#### DATA TO EXAMINE ####

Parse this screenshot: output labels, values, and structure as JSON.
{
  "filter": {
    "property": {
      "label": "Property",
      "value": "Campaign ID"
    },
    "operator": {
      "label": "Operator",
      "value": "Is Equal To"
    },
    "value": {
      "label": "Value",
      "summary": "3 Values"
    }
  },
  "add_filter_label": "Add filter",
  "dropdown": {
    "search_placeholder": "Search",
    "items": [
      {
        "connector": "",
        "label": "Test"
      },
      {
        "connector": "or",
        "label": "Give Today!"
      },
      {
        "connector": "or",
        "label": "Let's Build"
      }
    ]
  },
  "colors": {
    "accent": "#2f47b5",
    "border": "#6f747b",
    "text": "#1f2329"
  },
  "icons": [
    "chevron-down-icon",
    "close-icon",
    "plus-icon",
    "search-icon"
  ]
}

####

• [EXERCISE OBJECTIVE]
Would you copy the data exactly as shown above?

• [RESULT OF THE TASK]
Parse this screenshot: output labels, values, and structure as JSON.
{
  "filter": {
    "property": {
      "label": "Property",
      "value": "Campaign ID"
    },
    "operator": {
      "label": "Operator",
      "value": "Is Equal To"
    },
    "value": {
      "label": "Value",
      "summary": "3 Values"
    }
  },
  "add_filter_label": "Add filter",
  "dropdown": {
    "search_placeholder": "Search",
    "items": [
      {
        "connector": "",
        "label": "Test"
      },
      {
        "connector": "or",
        "label": "Give Today!"
      },
      {
        "connector": "or",
        "label": "Let's Build"
      }
    ]
  },
  "colors": {
    "accent": "#2f47b5",
    "border": "#6f747b",
    "text": "#1f2329"
  },
  "icons": [
    "chevron-down-icon",
    "close-icon",
    "plus-icon",
    "search-icon"
  ]
}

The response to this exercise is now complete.